As someone who likes to try and quantify everything and look at the insights statistics give us about the game we all love, luck is something that nobody can really quantify.

But it certainly is there. Look at Joe Montana. He never threw an interception in the Super Bowl. It honestly might be one of the more interesting stats, a stat that could help his case as the GOAT. However, that stat, too, is luck. In Super Bowl XXIII, with the 49ers down late, the Bengals nearly picked off Montana. On the next play, Montana would tie the game at 13 and later win it for the 49ers. Talk about luck.

Nobody is immune to luck in football, not even my personal GOAT, Tom Brady. And it goes both ways.

Think back to 2008 when the Patriots played the Giants in Super Bowl XLII. The Giants trailed late for those who are too young to remember. On third-and-five, one of the most miraculous catches in the Super Bowl history happened: the Helmet Catch. Eli Manning could have been sacked, the ball could have been intercepted, or simply fallen incomplete. We could easily be looking back at a Super Bowl that the Patriots win, completing their perfect season.

It goes both ways too. In Super Bowl LI, when the Patriots played the Falcons, they trailed with just over 2 minutes in the game. Tom Brady heaved a ball to Julian Edelman, but it was tipped by a Falcons defender. The ball had appeared to hit the ground, but it actually hit a fallen Falcons defender’s shoe before being caught inches from the ground by Edelman.

And the Patriots dynasty got lucky in different ways. In their run to Super Bowl LIII, Tom Brady threw an interception down by four points with less than a minute remaining. The Chiefs looked like they would win the AFC Championship with an exciting young QB named Patrick Mahomes. However, Dee Ford was offsides, giving the Patriots new life.

Whether you like it or not, luck plays a role in every game of every sport. The Milwaukee Bucks, the defending NBA champions, were just inches away from not even making the Conference finals.

In game seven of the Eastern Conference Semi-Finals, with just six seconds left. The Nets trail 109-107, and everyone in the world knows where the ball is going.
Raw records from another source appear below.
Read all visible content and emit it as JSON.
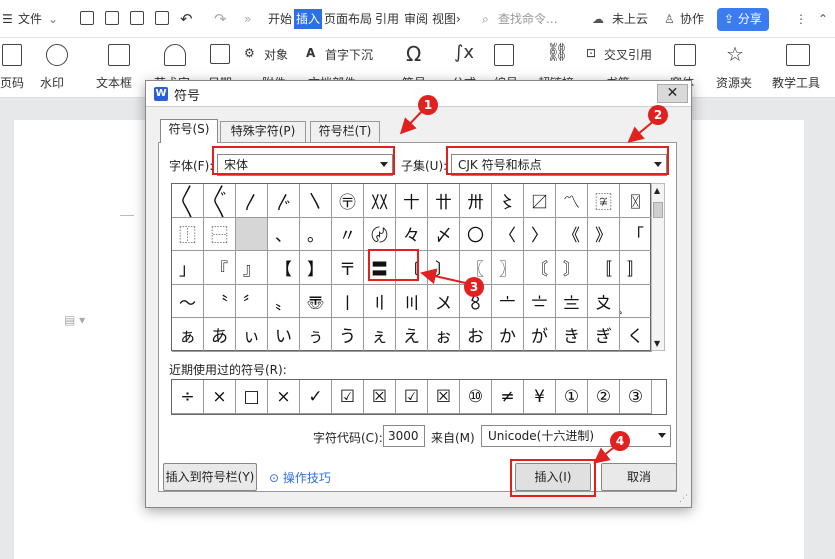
{
  "topbar": {
    "menu_label": "文件",
    "tabs": [
      "开始",
      "插入",
      "页面布局",
      "引用",
      "审阅",
      "视图"
    ],
    "active_tab": "插入",
    "search_placeholder": "查找命令...",
    "cloud": "未上云",
    "collab": "协作",
    "share": "分享"
  },
  "ribbon": {
    "items": [
      "页码",
      "水印",
      "文本框",
      "艺术字",
      "日期",
      "附件",
      "对象",
      "文档部件",
      "首字下沉",
      "符号",
      "公式",
      "编号",
      "超链接",
      "交叉引用",
      "书签",
      "窗体",
      "资源夹",
      "教学工具"
    ]
  },
  "dialog": {
    "title": "符号",
    "tabs": [
      "符号(S)",
      "特殊字符(P)",
      "符号栏(T)"
    ],
    "font_label": "字体(F):",
    "font_value": "宋体",
    "subset_label": "子集(U):",
    "subset_value": "CJK 符号和标点",
    "grid": [
      [
        "〱",
        "〲",
        "〳",
        "〴",
        "〵",
        "〶",
        "〷",
        "〸",
        "〹",
        "〺",
        "〻",
        "〼",
        "〽",
        "〾",
        "〿"
      ],
      [
        "⿰",
        "⿱",
        "",
        "、",
        "。",
        "〃",
        "〄",
        "々",
        "〆",
        "〇",
        "〈",
        "〉",
        "《",
        "》",
        "「"
      ],
      [
        "」",
        "『",
        "』",
        "【",
        "】",
        "〒",
        "〓",
        "〔",
        "〕",
        "〖",
        "〗",
        "〘",
        "〙",
        "〚",
        "〛"
      ],
      [
        "〜",
        "〝",
        "〞",
        "〟",
        "〠",
        "〡",
        "〢",
        "〣",
        "〤",
        "〥",
        "〦",
        "〧",
        "〨",
        "〩",
        "〪"
      ],
      [
        "ぁ",
        "あ",
        "ぃ",
        "い",
        "ぅ",
        "う",
        "ぇ",
        "え",
        "ぉ",
        "お",
        "か",
        "が",
        "き",
        "ぎ",
        "く"
      ]
    ],
    "recent_label": "近期使用过的符号(R):",
    "recent": [
      "÷",
      "×",
      "□",
      "×",
      "✓",
      "☑",
      "☒",
      "☑",
      "☒",
      "⑩",
      "≠",
      "¥",
      "①",
      "②",
      "③"
    ],
    "charcode_label": "字符代码(C):",
    "charcode_value": "3000",
    "from_label": "来自(M)",
    "from_value": "Unicode(十六进制)",
    "insert_to_bar": "插入到符号栏(Y)",
    "tips": "操作技巧",
    "insert": "插入(I)",
    "cancel": "取消"
  },
  "callouts": [
    "1",
    "2",
    "3",
    "4"
  ],
  "colors": {
    "accent": "#2f6fe4",
    "callout": "#e12020"
  }
}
Kevin Durant gets the ball and sinks the three. It’s 110 Nets, 109 Bucks, and the Bucks go home. Or not. In a weird twist of fate, Kevin Durant, who likes to wear sneakers a size too large, had his toe on the line, making it a two-pointer. Instead of winning the game, he had tied it, sending an incredible game seven to OT, where the Bucks would prove the victor.

That’s just how sports work sometimes. A shot hits the pipe, the ball rolls into the hoop, the kick double-doinks the uprights, and the home run is snagged by an outfielder who stole a home run and the breath of the crowd.

And you don’t have to just take my word for it. Michael Mauboussin, the author of The Success Equation, was able to quantify luck to some extent. He used a statical technique that ranks sports by their respective relation to skill and luck. So, for example, the lottery is pure luck; you just pick numbers or buy a scratcher. Chess is just the opposite; it is pure skill. Behind chess is Basketball, then soccer, then baseball, and finally football. Hockey ends up being the “luckiest” sport, but my point still stands: luck is everywhere in sports and in everyday life too.

So don’t knock the Rams for it. Or if you do, you must knock everybody who has ever strapped on a helmet, kicked a ball, or hit a puck. Because as much as we might hate to admit it, sports, have a lot of luck in them.

About Thomas Zwiller

I am a junior at Holy Cross College. I love covering the NCAAF, NFL, and all things Holy Cross. Comment with any questions, statements of outrage or the like, I will try my best to reply.

Contact Thomas